Look down, look down. Look down and save your basement if you can.
That might be the tune sung by Larry Miller, owner of Regina’s SlabMaster Ltd. Through the company, Miller has been helping homeowners with concrete troubles for more than 30 years.
He says people can easily recognize when they might have foundation problems. “You’ll find doors and windows not closing properly because the house is settling. There may also be cracks in the walls, ceiling and floor.”
In the basement, homeowners should look for cracks in the wall – these can be either horizontal or vertical, which means different things. “Horizontal cracks in the wall mean you have ground pressure from water,” Miller explained. “Vertical cracks means the house is settling.”
With basements that are already finished, Miller says owners can look at the exterior of their homes. “Look at the parging, which is the mortar coat on the wall. If the corners of the house are level with the parging but the centre is in an inch or so, then you know you’re getting ground pressure. You can also tell if you have two cracks – one in each corner of the outside wall.”
Like most home problems, he says, these problems can be prevented. “In many cases, problems happen because water gets in due to the home not being landscaped properly. I recommend a good clay-based material underneath the topsoil and sod.”
After that, he says to make sure the ground around the house is sloped properly to ensure that runoff from rain and melting snow is being directed away from the home. The sloping should run 10 to 15 feet away from the house – homeowners also need to be sure they’re not just draining the water into a neighbour’s yard.
Miller isn’t a huge fan of weeping tile. “If water gets into the ground and starts creating pressure against walls, the weeping tile really won’t help until it gets to the bottom. It also won’t deal with all of the water, so there will still be problems.”
Clay-based material around the house and proper sloping, again are the answers. If water is pooling anywhere in the yard, it’s a sign that the home wasn’t properly landscaped.
By properly draining their yards, he notes homeowners can save themselves much money. “Foundation repairs can start at $6,000 to $7,000 and can be over $30,000 when you’re talking about lifting a house with a double-car garage. One wall alone can be over $12,000.”
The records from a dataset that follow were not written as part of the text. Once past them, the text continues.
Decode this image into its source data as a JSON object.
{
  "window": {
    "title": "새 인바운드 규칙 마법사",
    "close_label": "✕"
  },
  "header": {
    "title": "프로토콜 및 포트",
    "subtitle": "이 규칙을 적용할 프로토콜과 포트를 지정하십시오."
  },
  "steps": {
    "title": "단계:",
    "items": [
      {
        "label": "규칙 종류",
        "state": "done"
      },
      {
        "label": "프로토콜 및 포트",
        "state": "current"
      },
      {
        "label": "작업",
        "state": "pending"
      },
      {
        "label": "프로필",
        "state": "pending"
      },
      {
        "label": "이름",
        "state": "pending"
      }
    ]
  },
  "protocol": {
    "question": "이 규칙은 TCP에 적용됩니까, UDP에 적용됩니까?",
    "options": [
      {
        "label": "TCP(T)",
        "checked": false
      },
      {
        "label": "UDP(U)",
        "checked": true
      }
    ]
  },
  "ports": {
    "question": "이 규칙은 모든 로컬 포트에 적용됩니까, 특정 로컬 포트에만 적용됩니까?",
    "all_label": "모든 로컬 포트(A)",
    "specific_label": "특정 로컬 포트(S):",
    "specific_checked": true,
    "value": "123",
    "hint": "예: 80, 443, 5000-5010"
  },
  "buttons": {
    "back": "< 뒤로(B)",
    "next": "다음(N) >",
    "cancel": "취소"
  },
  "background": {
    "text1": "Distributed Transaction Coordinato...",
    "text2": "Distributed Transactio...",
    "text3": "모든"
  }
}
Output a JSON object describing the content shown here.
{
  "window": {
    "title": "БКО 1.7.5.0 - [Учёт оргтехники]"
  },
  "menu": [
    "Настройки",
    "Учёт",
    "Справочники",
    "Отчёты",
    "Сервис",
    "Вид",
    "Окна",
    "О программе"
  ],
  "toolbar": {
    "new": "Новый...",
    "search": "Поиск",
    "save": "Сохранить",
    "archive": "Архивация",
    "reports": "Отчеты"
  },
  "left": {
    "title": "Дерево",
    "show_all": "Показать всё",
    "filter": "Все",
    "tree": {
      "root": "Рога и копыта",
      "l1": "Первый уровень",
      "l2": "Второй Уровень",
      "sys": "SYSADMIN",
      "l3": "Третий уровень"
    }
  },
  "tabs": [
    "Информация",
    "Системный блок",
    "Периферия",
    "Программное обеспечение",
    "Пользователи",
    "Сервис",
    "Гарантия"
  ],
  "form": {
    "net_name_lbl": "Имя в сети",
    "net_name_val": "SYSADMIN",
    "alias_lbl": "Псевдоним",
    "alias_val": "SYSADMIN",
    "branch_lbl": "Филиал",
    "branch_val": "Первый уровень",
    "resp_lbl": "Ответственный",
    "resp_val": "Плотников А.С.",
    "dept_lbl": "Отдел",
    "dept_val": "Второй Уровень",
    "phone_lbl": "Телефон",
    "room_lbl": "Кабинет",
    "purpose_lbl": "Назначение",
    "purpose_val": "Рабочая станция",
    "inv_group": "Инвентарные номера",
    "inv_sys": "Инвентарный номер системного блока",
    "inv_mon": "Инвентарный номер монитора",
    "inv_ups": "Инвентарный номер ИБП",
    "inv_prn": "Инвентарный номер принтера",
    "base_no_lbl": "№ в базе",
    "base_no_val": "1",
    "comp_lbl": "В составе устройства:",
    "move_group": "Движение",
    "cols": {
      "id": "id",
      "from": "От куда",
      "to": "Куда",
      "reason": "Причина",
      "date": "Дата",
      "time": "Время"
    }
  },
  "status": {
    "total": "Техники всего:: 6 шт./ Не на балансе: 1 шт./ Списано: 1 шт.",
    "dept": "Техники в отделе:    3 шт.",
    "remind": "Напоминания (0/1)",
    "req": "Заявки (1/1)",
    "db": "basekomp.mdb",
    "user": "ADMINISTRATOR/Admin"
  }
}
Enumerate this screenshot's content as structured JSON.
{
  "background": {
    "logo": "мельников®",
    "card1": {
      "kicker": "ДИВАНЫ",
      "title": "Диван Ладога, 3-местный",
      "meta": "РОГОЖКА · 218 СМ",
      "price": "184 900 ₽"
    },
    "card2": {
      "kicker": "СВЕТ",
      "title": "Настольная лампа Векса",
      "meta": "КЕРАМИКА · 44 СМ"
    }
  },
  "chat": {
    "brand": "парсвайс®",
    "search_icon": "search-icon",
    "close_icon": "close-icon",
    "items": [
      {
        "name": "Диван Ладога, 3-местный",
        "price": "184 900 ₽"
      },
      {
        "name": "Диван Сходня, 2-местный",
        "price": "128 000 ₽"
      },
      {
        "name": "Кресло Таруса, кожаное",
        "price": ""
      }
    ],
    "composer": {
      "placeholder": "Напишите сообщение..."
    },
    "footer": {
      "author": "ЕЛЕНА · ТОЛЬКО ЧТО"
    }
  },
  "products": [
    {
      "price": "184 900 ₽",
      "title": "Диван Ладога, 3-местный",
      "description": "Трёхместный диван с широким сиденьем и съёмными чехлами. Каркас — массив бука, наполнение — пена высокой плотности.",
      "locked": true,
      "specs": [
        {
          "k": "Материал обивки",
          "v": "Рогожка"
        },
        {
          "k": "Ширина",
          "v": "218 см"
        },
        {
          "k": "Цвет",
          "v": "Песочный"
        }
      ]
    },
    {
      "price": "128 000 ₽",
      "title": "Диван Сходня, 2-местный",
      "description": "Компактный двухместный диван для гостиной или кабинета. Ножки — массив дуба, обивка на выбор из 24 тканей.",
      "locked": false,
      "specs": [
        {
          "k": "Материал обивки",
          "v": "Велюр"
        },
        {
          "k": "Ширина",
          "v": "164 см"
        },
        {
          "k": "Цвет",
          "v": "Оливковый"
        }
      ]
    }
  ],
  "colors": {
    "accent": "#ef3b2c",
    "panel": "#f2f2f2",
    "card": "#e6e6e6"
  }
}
Some repairs can be as drastic as building a new wall, at which point engineers should be involved, Miller said. “If you’re doing anything major, you want an engineer’s report because it will help if you ever decide to sell your house.”
While it may be more common in older homes because of time and wear, Miller has seen several newer homes where floors have had to be re-poured and walls rebuilt. “Many people move in and don’t think of the landscaping until they have a problem.”
Problems are commonly the result of extra moisture in the ground but he says they also can happen during dry years. “If the ground is too dry, the dirt around the house will turn to powder, which may also cause shifting and settling problems.
“About 80 to 85 per cent of what we do is mudjacking,” Miller reports of SlabMaster. This is the process where concrete that has sunk can be lifted to slope away from the foundation.
“Patios, driveways, garage and basement floors can be lifted this way. We also offer compaction grouting, which is inserting pipes under the footing or piles to lift it back into place,” said Millar.